Awhile ago, we ran you through the basics of content stacking – a strategy that allows you to re-use larger pieces of content by splitting them up into smaller chunks (that you can then publish across a variety of channels).
Because it’s been a minute since that first content stacking post, we figured it was time to revisit the concept and expand upon it – by showing you an example of content stacking in action. Below, I’ll walk you through REAL examples of both “bottom-up” and “top-down” content stacking. That way, you’ll see how far “one” piece of content can actually stretch.
Bottom-up and Top-down Content Stacking, Defined
You might be wondering why I feel the need to split the concept of content stacking into two categories, rather than talk about it as one thing. It’s because, to me, content stacking works in two directions. You can either:

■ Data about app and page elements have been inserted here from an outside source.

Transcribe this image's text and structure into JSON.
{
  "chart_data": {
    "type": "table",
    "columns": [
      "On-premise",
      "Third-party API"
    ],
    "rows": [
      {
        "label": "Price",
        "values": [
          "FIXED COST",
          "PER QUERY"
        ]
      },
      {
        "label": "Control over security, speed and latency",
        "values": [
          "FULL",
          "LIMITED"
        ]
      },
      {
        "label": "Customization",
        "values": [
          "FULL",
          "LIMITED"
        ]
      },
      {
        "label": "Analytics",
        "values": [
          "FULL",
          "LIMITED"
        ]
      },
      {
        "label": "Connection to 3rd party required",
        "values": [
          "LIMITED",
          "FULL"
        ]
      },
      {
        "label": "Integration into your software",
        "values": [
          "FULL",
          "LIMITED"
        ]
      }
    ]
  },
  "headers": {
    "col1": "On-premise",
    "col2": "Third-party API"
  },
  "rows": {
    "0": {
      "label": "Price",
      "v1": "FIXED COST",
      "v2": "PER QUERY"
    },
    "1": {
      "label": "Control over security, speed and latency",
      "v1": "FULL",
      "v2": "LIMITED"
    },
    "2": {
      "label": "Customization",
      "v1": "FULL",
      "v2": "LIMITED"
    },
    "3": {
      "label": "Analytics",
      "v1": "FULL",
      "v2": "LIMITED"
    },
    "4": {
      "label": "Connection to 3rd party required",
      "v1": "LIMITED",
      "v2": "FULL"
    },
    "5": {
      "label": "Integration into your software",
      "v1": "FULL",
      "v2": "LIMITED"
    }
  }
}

- Combine many pieces of small content into one larger piece (“bottom-up” content stacking).
- Or, pull smaller chunks out of a larger piece (“top-down” content stacking).
As we created and published one of our clients’ recent annual reports, we employed BOTH versions of content stacking. We folded small, previously-published pieces of content into Camarena Health’s annual report (bottom-up stacking), and we broke original content we created “just for the report” out into supplementary blog posts, social posts, and emails (top-down stacking).
While the report itself is one, 50 page publication, we’ve used pieces of it within at least 40 ADDITIONAL pieces of content (that I can think of off the top of my head). Here are a couple examples of how we pulled old content into the report, and pulled new content out of it.
What Bottom-up Content Stacking Looks Like in Practice
Each year, Camarena Health holds a charity golf tournament to raise funds for their free-to-the-community benefit programs. And each year, we take stock of the golf tournament’s success.
Months before we began working on this year’s Camarena Health annual report, we published a blog post highlighting how much money this year’s Camarena Classic raised, as well as fun pictures from the event. We then shared that blog post via Camarena Health’s Facebook, LinkedIn, and email channels (which, yes, is an example of top-down stacking).
But we had one more way to re-use this year’s Camarena Classic content. When it came time to put together this year’s annual report, we pulled the blog post’s introductory paragraph into the report, as part of a two-page section about Camarena Health’s community events and fundraisers.
This is bottom-up content stacking in action. What had previously been a complete blog post became 1/6 of a two-page spread, sitting alongside other pre-written pieces of content that we pulled into the report.
By combining previously published pieces of content in this way, we saved ourselves (and Camarena Health) a bunch of work, and gave ourselves time to create some truly unique pieces of new content for other sections of the annual report.
What Top-down Content Stacking Looks Like in Practice
To provide those who read the annual report with meaningful pieces of new content, we took the time to interview a set of Camarena Health’s patients and a set of Camerena Health’s veteran providers. These interviews (which were super fun to conduct) appeared within a couple different sections of the report, making up seven pages of the 50 page document.
As I conducted these interviews, I realized we HAD to re-use them as blog, social, and email content. They were full of interesting information and insights that I knew Camarena Health’s audience would love (and that would fit well within our typical blog post format).
So, as Camarena Health’s physical annual report hit the printing presses, I began pulling each patient and provider interview over to their blog. These interviews gave us eight easy pieces of blog content to share with Camarena Health’s audience, as well as eight easy social posts and pieces of email content.
This is top-down content stacking in action. We pulled eight pieces of blog content out of Camarena Health’s annual report, and then shared that blog content with Camarena Health’s audience via even-smaller emails and social posts. In this way, we transformed seven pages of annual report content into 24 additional pieces of online content.
Share Your Content Stacking Stories with Us
I hope this post helped you understand what bottom-up and top-down content stacking look like – and how you can start putting both concepts to work for your business. Let us know if you’d like to see more real-life examples of content stacking, and if you have your own way of thinking about how to re-use content.